**EXERCISE REQUIREMENTS**
Reproduce the listing exactly, please, with every line intact.
START SOURCE MATERIAL
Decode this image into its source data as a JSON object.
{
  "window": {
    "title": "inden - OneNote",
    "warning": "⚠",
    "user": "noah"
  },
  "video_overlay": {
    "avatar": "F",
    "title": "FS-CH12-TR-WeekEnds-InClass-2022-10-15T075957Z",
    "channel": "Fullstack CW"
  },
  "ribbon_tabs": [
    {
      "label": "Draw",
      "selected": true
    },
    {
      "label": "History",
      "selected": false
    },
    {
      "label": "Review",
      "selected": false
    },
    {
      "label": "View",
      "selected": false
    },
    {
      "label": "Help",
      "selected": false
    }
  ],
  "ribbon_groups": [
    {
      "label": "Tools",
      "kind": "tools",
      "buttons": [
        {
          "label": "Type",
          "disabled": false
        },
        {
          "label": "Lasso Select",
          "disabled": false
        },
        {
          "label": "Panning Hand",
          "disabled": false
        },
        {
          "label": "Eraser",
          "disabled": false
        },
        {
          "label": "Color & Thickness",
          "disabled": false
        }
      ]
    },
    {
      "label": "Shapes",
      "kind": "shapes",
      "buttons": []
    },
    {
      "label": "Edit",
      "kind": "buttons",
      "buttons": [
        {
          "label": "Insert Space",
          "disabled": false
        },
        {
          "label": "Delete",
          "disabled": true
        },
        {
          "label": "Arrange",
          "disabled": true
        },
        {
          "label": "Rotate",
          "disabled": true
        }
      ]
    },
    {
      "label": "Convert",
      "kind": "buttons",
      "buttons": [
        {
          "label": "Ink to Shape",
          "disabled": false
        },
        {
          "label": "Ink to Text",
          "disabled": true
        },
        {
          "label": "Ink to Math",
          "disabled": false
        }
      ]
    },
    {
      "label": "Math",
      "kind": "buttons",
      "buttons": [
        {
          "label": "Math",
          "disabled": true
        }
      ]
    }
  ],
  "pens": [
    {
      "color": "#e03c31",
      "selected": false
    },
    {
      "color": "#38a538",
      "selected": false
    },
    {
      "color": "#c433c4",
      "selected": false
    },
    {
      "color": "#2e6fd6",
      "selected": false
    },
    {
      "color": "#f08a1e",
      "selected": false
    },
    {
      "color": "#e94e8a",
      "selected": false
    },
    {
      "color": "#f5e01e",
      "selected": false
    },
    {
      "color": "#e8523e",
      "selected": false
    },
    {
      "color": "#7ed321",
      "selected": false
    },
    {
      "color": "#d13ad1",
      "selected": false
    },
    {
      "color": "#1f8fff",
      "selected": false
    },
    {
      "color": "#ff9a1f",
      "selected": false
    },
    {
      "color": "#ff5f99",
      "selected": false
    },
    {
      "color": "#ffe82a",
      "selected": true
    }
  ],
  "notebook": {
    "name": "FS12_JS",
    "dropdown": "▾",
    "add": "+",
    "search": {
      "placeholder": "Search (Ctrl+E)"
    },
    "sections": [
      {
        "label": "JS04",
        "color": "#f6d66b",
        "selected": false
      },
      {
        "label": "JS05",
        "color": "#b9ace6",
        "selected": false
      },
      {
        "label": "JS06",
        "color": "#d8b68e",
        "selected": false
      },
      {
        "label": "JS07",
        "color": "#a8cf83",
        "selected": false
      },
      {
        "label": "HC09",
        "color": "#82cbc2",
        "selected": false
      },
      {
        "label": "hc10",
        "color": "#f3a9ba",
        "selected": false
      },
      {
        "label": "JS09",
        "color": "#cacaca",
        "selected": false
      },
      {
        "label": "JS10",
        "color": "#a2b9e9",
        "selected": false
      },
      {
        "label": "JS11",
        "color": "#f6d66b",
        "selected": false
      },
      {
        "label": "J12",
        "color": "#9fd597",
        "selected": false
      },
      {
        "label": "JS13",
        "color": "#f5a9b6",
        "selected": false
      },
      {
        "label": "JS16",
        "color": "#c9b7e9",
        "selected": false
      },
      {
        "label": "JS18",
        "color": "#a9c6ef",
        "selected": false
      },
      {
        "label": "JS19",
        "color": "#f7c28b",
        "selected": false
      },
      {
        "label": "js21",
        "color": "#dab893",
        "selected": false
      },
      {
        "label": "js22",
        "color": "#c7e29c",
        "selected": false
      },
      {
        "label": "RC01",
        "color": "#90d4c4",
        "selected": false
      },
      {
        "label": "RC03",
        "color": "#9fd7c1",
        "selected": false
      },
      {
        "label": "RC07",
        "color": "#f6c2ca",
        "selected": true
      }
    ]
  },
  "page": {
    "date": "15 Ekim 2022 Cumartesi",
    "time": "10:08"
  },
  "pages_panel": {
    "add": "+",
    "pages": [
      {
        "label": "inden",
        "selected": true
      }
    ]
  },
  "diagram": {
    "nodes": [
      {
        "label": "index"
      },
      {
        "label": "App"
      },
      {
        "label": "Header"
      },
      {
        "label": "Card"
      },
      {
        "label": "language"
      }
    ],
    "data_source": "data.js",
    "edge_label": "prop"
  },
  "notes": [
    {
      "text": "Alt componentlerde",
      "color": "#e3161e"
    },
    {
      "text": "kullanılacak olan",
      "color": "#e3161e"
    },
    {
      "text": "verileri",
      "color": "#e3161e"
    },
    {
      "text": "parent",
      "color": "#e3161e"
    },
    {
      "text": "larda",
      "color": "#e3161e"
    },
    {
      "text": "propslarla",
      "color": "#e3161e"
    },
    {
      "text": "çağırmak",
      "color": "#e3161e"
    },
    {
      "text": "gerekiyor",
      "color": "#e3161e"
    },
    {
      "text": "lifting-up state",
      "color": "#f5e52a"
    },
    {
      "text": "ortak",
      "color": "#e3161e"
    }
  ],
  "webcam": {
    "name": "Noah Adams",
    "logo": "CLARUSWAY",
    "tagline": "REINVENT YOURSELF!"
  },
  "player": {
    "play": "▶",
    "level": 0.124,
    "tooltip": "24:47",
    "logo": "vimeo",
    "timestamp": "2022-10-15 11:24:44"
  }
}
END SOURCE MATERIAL
**SOLVED PROBLEM**
Decode this image into its source data as a JSON object.
{
  "window": {
    "title": "inden - OneNote",
    "warning": "⚠",
    "user": "noah"
  },
  "video_overlay": {
    "avatar": "F",
    "title": "FS-CH12-TR-WeekEnds-InClass-2022-10-15T075957Z",
    "channel": "Fullstack CW"
  },
  "ribbon_tabs": [
    {
      "label": "Draw",
      "selected": true
    },
    {
      "label": "History",
      "selected": false
    },
    {
      "label": "Review",
      "selected": false
    },
    {
      "label": "View",
      "selected": false
    },
    {
      "label": "Help",
      "selected": false
    }
  ],
  "ribbon_groups": [
    {
      "label": "Tools",
      "kind": "tools",
      "buttons": [
        {
          "label": "Type",
          "disabled": false
        },
        {
          "label": "Lasso Select",
          "disabled": false
        },
        {
          "label": "Panning Hand",
          "disabled": false
        },
        {
          "label": "Eraser",
          "disabled": false
        },
        {
          "label": "Color & Thickness",
          "disabled": false
        }
      ]
    },
    {
      "label": "Shapes",
      "kind": "shapes",
      "buttons": []
    },
    {
      "label": "Edit",
      "kind": "buttons",
      "buttons": [
        {
          "label": "Insert Space",
          "disabled": false
        },
        {
          "label": "Delete",
          "disabled": true
        },
        {
          "label": "Arrange",
          "disabled": true
        },
        {
          "label": "Rotate",
          "disabled": true
        }
      ]
    },
    {
      "label": "Convert",
      "kind": "buttons",
      "buttons": [
        {
          "label": "Ink to Shape",
          "disabled": false
        },
        {
          "label": "Ink to Text",
          "disabled": true
        },
        {
          "label": "Ink to Math",
          "disabled": false
        }
      ]
    },
    {
      "label": "Math",
      "kind": "buttons",
      "buttons": [
        {
          "label": "Math",
          "disabled": true
        }
      ]
    }
  ],
  "pens": [
    {
      "color": "#e03c31",
      "selected": false
    },
    {
      "color": "#38a538",
      "selected": false
    },
    {
      "color": "#c433c4",
      "selected": false
    },
    {
      "color": "#2e6fd6",
      "selected": false
    },
    {
      "color": "#f08a1e",
      "selected": false
    },
    {
      "color": "#e94e8a",
      "selected": false
    },
    {
      "color": "#f5e01e",
      "selected": false
    },
    {
      "color": "#e8523e",
      "selected": false
    },
    {
      "color": "#7ed321",
      "selected": false
    },
    {
      "color": "#d13ad1",
      "selected": false
    },
    {
      "color": "#1f8fff",
      "selected": false
    },
    {
      "color": "#ff9a1f",
      "selected": false
    },
    {
      "color": "#ff5f99",
      "selected": false
    },
    {
      "color": "#ffe82a",
      "selected": true
    }
  ],
  "notebook": {
    "name": "FS12_JS",
    "dropdown": "▾",
    "add": "+",
    "search": {
      "placeholder": "Search (Ctrl+E)"
    },
    "sections": [
      {
        "label": "JS04",
        "color": "#f6d66b",
        "selected": false
      },
      {
        "label": "JS05",
        "color": "#b9ace6",
        "selected": false
      },
      {
        "label": "JS06",
        "color": "#d8b68e",
        "selected": false
      },
      {
        "label": "JS07",
        "color": "#a8cf83",
        "selected": false
      },
      {
        "label": "HC09",
        "color": "#82cbc2",
        "selected": false
      },
      {
        "label": "hc10",
        "color": "#f3a9ba",
        "selected": false
      },
      {
        "label": "JS09",
        "color": "#cacaca",
        "selected": false
      },
      {
        "label": "JS10",
        "color": "#a2b9e9",
        "selected": false
      },
      {
        "label": "JS11",
        "color": "#f6d66b",
        "selected": false
      },
      {
        "label": "J12",
        "color": "#9fd597",
        "selected": false
      },
      {
        "label": "JS13",
        "color": "#f5a9b6",
        "selected": false
      },
      {
        "label": "JS16",
        "color": "#c9b7e9",
        "selected": false
      },
      {
        "label": "JS18",
        "color": "#a9c6ef",
        "selected": false
      },
      {
        "label": "JS19",
        "color": "#f7c28b",
        "selected": false
      },
      {
        "label": "js21",
        "color": "#dab893",
        "selected": false
      },
      {
        "label": "js22",
        "color": "#c7e29c",
        "selected": false
      },
      {
        "label": "RC01",
        "color": "#90d4c4",
        "selected": false
      },
      {
        "label": "RC03",
        "color": "#9fd7c1",
        "selected": false
      },
      {
        "label": "RC07",
        "color": "#f6c2ca",
        "selected": true
      }
    ]
  },
  "page": {
    "date": "15 Ekim 2022 Cumartesi",
    "time": "10:08"
  },
  "pages_panel": {
    "add": "+",
    "pages": [
      {
        "label": "inden",
        "selected": true
      }
    ]
  },
  "diagram": {
    "nodes": [
      {
        "label": "index"
      },
      {
        "label": "App"
      },
      {
        "label": "Header"
      },
      {
        "label": "Card"
      },
      {
        "label": "language"
      }
    ],
    "data_source": "data.js",
    "edge_label": "prop"
  },
  "notes": [
    {
      "text": "Alt componentlerde",
      "color": "#e3161e"
    },
    {
      "text": "kullanılacak olan",
      "color": "#e3161e"
    },
    {
      "text": "verileri",
      "color": "#e3161e"
    },
    {
      "text": "parent",
      "color": "#e3161e"
    },
    {
      "text": "larda",
      "color": "#e3161e"
    },
    {
      "text": "propslarla",
      "color": "#e3161e"
    },
    {
      "text": "çağırmak",
      "color": "#e3161e"
    },
    {
      "text": "gerekiyor",
      "color": "#e3161e"
    },
    {
      "text": "lifting-up state",
      "color": "#f5e52a"
    },
    {
      "text": "ortak",
      "color": "#e3161e"
    }
  ],
  "webcam": {
    "name": "Noah Adams",
    "logo": "CLARUSWAY",
    "tagline": "REINVENT YOURSELF!"
  },
  "player": {
    "play": "▶",
    "level": 0.124,
    "tooltip": "24:47",
    "logo": "vimeo",
    "timestamp": "2022-10-15 11:24:44"
  }
}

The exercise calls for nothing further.